Kemp needs VARs to take the load

Man pressing a screen to choose software

US load balancing specialist Kemp Technologies is hoping to carve out a niche in the UK with a range of low-cost appliances – and is on the hunt for channel partners to target SMBs.

The vendor, which is using $16m it received in VC funding last year on product development and establishing a European sales channel, has appointed ex-Radware and Zeus Technology sales exec Leigh Bradford (pictured) to grow the business in the UK.

Kemp maintains that although load balancing has traditionally being too costly for SMBs, there’s a growing demand from smaller firms. According to Bradford, SMBs are now using multiple servers and applications and “even in the smaller companies, high availability is becoming key. A company’s dependency on software and email is greater and their willingness to allow for downtime is reducing. The moment you add an additional server to build in high availability you need a load balancer.”

Unlike its rivals, Kemp says it is the only vendor that tailors its products for small businesses. “No-one else is in that space,” says Bradford, who adds Kemp’s LoadMaster products – which range from £1,200 to £20,000 – provide “80 percent of [the features of] enterprise-class offering, but at 30 percent of the cost.”

Commenting on rival Riverbed – which acquired software-based load balancing and traffic management firm Zeus last year – Bradford maintains: “Riverbed positions itself as an enterprise class ADC / load balancer solution with an enterprise price tag. Being software it comes in [at] slightly lower cost than its hardware enterprise competitors but is still far greater cost than Kemp.”

Kemp currently has two UK distributors; thin client specialist Getech and Zycko, which it signed a Europe-wide distribution agreement with last year.

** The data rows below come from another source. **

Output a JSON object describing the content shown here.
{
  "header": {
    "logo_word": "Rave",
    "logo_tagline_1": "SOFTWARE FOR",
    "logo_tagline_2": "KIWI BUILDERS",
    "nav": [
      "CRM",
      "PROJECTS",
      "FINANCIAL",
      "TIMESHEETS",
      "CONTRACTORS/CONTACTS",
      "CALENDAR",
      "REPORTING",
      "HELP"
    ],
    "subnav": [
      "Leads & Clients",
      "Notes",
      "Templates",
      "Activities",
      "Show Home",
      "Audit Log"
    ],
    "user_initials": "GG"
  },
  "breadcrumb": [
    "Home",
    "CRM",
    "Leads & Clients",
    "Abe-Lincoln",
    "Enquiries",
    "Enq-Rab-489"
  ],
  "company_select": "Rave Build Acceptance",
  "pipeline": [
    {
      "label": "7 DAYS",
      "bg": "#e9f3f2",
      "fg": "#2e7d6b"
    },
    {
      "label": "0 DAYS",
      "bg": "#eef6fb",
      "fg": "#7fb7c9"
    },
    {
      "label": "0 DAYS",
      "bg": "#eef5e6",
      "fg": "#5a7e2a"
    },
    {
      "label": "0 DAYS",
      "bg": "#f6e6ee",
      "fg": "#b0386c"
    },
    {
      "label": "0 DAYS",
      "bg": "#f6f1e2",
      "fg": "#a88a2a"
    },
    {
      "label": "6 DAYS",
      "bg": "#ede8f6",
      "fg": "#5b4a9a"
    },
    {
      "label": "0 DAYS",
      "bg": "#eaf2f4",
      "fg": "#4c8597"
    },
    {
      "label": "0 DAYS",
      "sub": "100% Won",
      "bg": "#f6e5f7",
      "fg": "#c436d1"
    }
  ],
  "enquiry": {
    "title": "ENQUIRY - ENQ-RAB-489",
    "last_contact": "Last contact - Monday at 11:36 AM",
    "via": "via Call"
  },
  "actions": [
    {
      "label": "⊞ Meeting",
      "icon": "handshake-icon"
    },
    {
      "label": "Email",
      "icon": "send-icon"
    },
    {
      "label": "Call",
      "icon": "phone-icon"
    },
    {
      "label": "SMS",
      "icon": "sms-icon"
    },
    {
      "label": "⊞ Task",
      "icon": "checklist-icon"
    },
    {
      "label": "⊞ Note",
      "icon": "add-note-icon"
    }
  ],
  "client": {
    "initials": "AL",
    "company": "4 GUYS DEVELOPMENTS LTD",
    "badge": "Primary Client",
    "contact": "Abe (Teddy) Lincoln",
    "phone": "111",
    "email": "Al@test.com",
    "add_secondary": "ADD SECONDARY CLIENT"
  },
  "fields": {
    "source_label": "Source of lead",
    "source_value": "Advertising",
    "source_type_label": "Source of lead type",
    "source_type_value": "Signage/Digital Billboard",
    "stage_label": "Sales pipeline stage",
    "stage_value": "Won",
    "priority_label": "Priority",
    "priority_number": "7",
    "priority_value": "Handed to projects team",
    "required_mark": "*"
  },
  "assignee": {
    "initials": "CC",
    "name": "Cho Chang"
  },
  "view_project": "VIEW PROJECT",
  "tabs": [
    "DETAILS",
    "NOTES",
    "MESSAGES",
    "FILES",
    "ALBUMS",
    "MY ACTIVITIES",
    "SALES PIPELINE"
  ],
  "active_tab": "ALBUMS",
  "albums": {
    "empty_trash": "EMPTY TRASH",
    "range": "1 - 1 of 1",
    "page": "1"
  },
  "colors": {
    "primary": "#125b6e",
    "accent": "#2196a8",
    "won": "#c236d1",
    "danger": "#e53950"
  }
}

Darran Clare, head of IP at Zycko agrees with Bradford’s assertion that Kemp’s price point is a key differentiator: “Larger vendors may produce similar products but they’re designed for the medium to high-end of the market and contain advanced functionality that makes them too expensive for the smaller SMBs... Kemp has an extremely attractive price point that allows those businesses to invest in on-premise load balancing.”

According to Bradford, the vendor is already transacting at $1m a year in the UK, and would like to see this rise to $2m this year. “We have aggressive targets that we’ll only achieve through selling through partners,” he says.

Still in the early stages of building its indirect channel, Kemp has “five or six” authorised resellers, though it would like to grow this number to 15-20 partners. Bradford cites Microsoft resellers as potential targets, with the move to Microsoft Lync and Exchange.

The vendor has also signed its first ‘KEMPCentre’– East Sussex-based System Professional. This highest level of accreditation provides benefits such as volume rebates, increased margins, access to Kemp engineers and enhanced marketing and sales referral programmes. Bradford describes System Professional as “self sufficient” and is hoping to recruit “another one or two” KEMPCentre partners.

Christine Horton

Christine has been a tech journalist for over 20 years, 10 of which she spent exclusively covering the IT Channel. From 2006-2009 she worked as the editor of Channel Business, before moving on to ChannelPro where she was editor and, latterly, senior editor.

Since 2016, she has been a freelance writer, editor, and copywriter and continues to cover the channel in addition to broader IT themes. Additionally, she provides media training explaining what the channel is and why it’s important to businesses.